It’s that time of year, time to get out into the yard and get your hands dirty. After all, the season is short and we want to make the most of it! As you head out with trowel and hose in hand, remember that how we care for our yards affects the health of our rivers, lakes, and wetlands. Water conservation is not only about using less water, but also about keeping that water clean and free from pollution. Follow these yard care tips for cleaner water:
Keep soil in place! Bare soil from your yard can easily wash away with rain and fill in wetlands, rivers and lake bottoms. In addition to destroying aquatic wildlife habitat, dirt carries phosphorus, the pollutant that turns lakes green with algae. Cover bare areas of your lawn with grass seed or other perennial vegetation to keep the ground covered.
Rake up and sweep up! Grass clippings, tree seeds and leaves are also sources of phosphorus – keep them out of the gutter in the street. After mowing, sweep sidewalks, driveways and streets clean of grass clippings.
Pick up after pets! In addition to containing phosphorus, pet waste contains bacteria which can lead to beach closings. Collect pet waste in plastic bags and place in the trash. Never use storm drains for disposing of pet waste!
Soak up the rain naturally! Natural landscapes soak up rain like a sponge. Converting excess lawn to native plants means longer roots, allowing rain water to soak in. Be sure to direct your downspouts onto your lawn and landscaping so the rain water can soak in instead of running down your driveway into the gutter. If you are adventurous, you can create a raingarden, a landscape bed with a shallow depression designed to capture and soak up rain water.

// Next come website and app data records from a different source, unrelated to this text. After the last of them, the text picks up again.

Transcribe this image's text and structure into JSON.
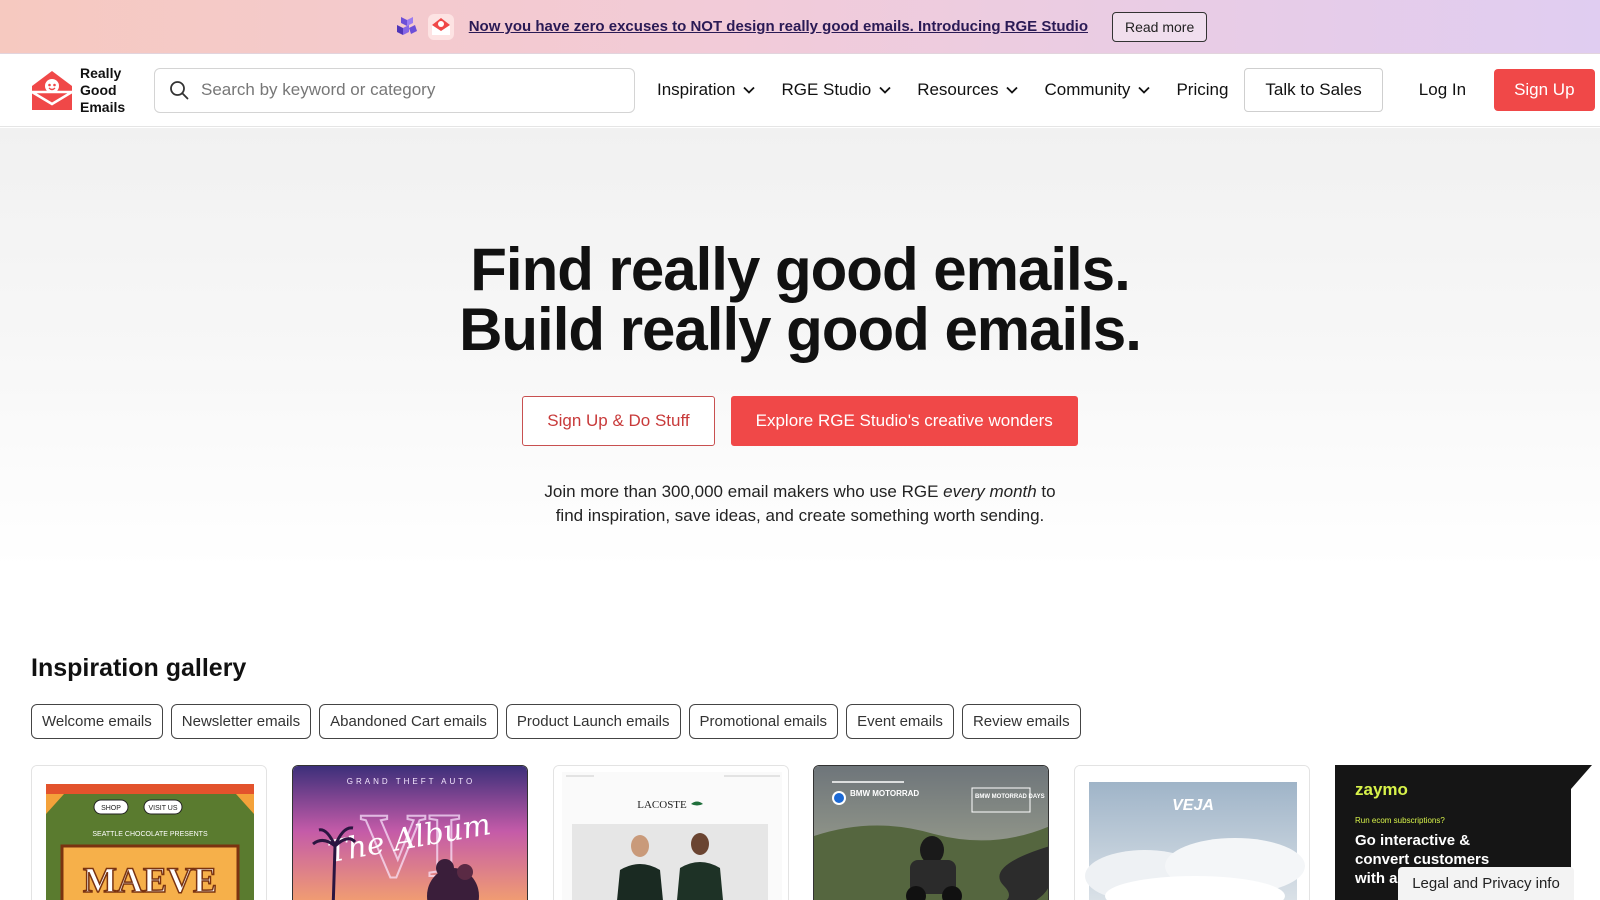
{
  "promo": {
    "text": "Now you have zero excuses to NOT design really good emails. Introducing RGE Studio",
    "button": "Read more"
  },
  "header": {
    "logo_lines": [
      "Really",
      "Good",
      "Emails"
    ],
    "search_placeholder": "Search by keyword or category",
    "nav": [
      {
        "label": "Inspiration"
      },
      {
        "label": "RGE Studio"
      },
      {
        "label": "Resources"
      },
      {
        "label": "Community"
      },
      {
        "label": "Pricing"
      }
    ],
    "talk_to_sales": "Talk to Sales",
    "login": "Log In",
    "signup": "Sign Up"
  },
  "hero": {
    "line1": "Find really good emails.",
    "line2": "Build really good emails.",
    "primary_btn": "Sign Up & Do Stuff",
    "secondary_btn": "Explore RGE Studio's creative wonders",
    "sub_before": "Join more than 300,000 email makers who use RGE ",
    "sub_em": "every month",
    "sub_after": " to",
    "sub_line2": "find inspiration, save ideas, and create something worth sending."
  },
  "gallery": {
    "title": "Inspiration gallery",
    "chips": [
      "Welcome emails",
      "Newsletter emails",
      "Abandoned Cart emails",
      "Product Launch emails",
      "Promotional emails",
      "Event emails",
      "Review emails"
    ],
    "cards": [
      {
        "name": "MAEVE",
        "top_text": "SEATTLE CHOCOLATE PRESENTS",
        "btn1": "SHOP",
        "btn2": "VISIT US"
      },
      {
        "name": "GRAND THEFT AUTO",
        "script": "The Album"
      },
      {
        "name": "LACOSTE"
      },
      {
        "name": "BMW MOTORRAD",
        "badge": "BMW MOTORRAD DAYS"
      },
      {
        "name": "VEJA"
      },
      {
        "name": "zaymo",
        "kicker": "Run ecom subscriptions?",
        "headline": "Go interactive & convert customers with a"
      }
    ]
  },
  "legal": "Legal and Privacy info",
  "colors": {
    "brand_red": "#f04848",
    "promo_link": "#2a1a55"
  }
}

Catch the rain! Consider installing a rain barrel. Rain barrels catch water during while it is raining, reducing stormwater, plus you can use that rain water later to water your garden during a dry spell. It is a win-win.
Water wisely! If you have a sprinkler system, make sure it is not running when it is raining! It seems simple, but many automatic sprinkler systems run whether it’s raining or not. This not only unnecessary, it also creates additional stormwater. Make sure your sprinkler is watering your lawn and landscaping and not your driveway or sidewalk.
Fertilize with care! Get a soil test before you apply lawn fertilizer this year to see if any fertilizer is needed. Excess fertilizer is picked up by stormwater and carried directly into our lakes and streams.
Everything we do on our lawns, driveways and yards eventually ends up in our rivers, lakes and wetlands. Everyday decisions do matter.
For more information, call the Scott Soil and Water Conservation District in Jordan, (952) 492-5425 or visit www.scottswcd.org.